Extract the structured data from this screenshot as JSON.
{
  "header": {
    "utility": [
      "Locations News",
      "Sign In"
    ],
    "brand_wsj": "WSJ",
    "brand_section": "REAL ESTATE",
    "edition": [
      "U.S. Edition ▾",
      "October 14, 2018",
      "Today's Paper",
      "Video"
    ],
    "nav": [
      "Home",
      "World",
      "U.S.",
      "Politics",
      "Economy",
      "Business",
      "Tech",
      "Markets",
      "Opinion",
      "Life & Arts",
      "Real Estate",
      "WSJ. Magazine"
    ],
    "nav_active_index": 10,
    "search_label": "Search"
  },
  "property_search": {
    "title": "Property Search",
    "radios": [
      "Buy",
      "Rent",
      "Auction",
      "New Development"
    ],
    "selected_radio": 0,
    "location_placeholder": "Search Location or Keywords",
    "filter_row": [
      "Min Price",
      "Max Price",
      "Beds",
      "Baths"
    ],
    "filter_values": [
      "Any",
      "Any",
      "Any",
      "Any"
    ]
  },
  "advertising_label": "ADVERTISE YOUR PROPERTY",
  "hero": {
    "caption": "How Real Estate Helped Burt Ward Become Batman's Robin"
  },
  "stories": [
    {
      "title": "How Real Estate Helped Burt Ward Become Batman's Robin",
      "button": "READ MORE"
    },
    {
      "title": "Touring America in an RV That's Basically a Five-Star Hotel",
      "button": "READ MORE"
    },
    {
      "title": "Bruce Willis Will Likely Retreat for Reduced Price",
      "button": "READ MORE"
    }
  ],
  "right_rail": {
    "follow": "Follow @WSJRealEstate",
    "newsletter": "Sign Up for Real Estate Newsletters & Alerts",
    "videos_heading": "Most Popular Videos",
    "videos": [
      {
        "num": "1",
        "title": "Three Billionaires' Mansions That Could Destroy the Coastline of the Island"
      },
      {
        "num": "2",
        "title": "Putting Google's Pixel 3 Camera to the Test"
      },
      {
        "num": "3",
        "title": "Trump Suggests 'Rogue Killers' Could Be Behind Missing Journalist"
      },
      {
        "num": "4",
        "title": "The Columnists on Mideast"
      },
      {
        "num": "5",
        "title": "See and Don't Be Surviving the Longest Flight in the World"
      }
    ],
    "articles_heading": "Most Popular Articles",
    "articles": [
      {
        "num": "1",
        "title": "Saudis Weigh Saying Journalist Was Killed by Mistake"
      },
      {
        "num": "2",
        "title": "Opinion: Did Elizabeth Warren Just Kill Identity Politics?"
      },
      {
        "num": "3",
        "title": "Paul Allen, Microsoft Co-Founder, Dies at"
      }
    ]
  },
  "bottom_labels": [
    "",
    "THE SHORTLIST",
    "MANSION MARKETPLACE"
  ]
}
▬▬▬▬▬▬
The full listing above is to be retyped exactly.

Extract the structured data from this screenshot as JSON.
{
  "header": {
    "utility": [
      "Locations News",
      "Sign In"
    ],
    "brand_wsj": "WSJ",
    "brand_section": "REAL ESTATE",
    "edition": [
      "U.S. Edition ▾",
      "October 14, 2018",
      "Today's Paper",
      "Video"
    ],
    "nav": [
      "Home",
      "World",
      "U.S.",
      "Politics",
      "Economy",
      "Business",
      "Tech",
      "Markets",
      "Opinion",
      "Life & Arts",
      "Real Estate",
      "WSJ. Magazine"
    ],
    "nav_active_index": 10,
    "search_label": "Search"
  },
  "property_search": {
    "title": "Property Search",
    "radios": [
      "Buy",
      "Rent",
      "Auction",
      "New Development"
    ],
    "selected_radio": 0,
    "location_placeholder": "Search Location or Keywords",
    "filter_row": [
      "Min Price",
      "Max Price",
      "Beds",
      "Baths"
    ],
    "filter_values": [
      "Any",
      "Any",
      "Any",
      "Any"
    ]
  },
  "advertising_label": "ADVERTISE YOUR PROPERTY",
  "hero": {
    "caption": "How Real Estate Helped Burt Ward Become Batman's Robin"
  },
  "stories": [
    {
      "title": "How Real Estate Helped Burt Ward Become Batman's Robin",
      "button": "READ MORE"
    },
    {
      "title": "Touring America in an RV That's Basically a Five-Star Hotel",
      "button": "READ MORE"
    },
    {
      "title": "Bruce Willis Will Likely Retreat for Reduced Price",
      "button": "READ MORE"
    }
  ],
  "right_rail": {
    "follow": "Follow @WSJRealEstate",
    "newsletter": "Sign Up for Real Estate Newsletters & Alerts",
    "videos_heading": "Most Popular Videos",
    "videos": [
      {
        "num": "1",
        "title": "Three Billionaires' Mansions That Could Destroy the Coastline of the Island"
      },
      {
        "num": "2",
        "title": "Putting Google's Pixel 3 Camera to the Test"
      },
      {
        "num": "3",
        "title": "Trump Suggests 'Rogue Killers' Could Be Behind Missing Journalist"
      },
      {
        "num": "4",
        "title": "The Columnists on Mideast"
      },
      {
        "num": "5",
        "title": "See and Don't Be Surviving the Longest Flight in the World"
      }
    ],
    "articles_heading": "Most Popular Articles",
    "articles": [
      {
        "num": "1",
        "title": "Saudis Weigh Saying Journalist Was Killed by Mistake"
      },
      {
        "num": "2",
        "title": "Opinion: Did Elizabeth Warren Just Kill Identity Politics?"
      },
      {
        "num": "3",
        "title": "Paul Allen, Microsoft Co-Founder, Dies at"
      }
    ]
  },
  "bottom_labels": [
    "",
    "THE SHORTLIST",
    "MANSION MARKETPLACE"
  ]
}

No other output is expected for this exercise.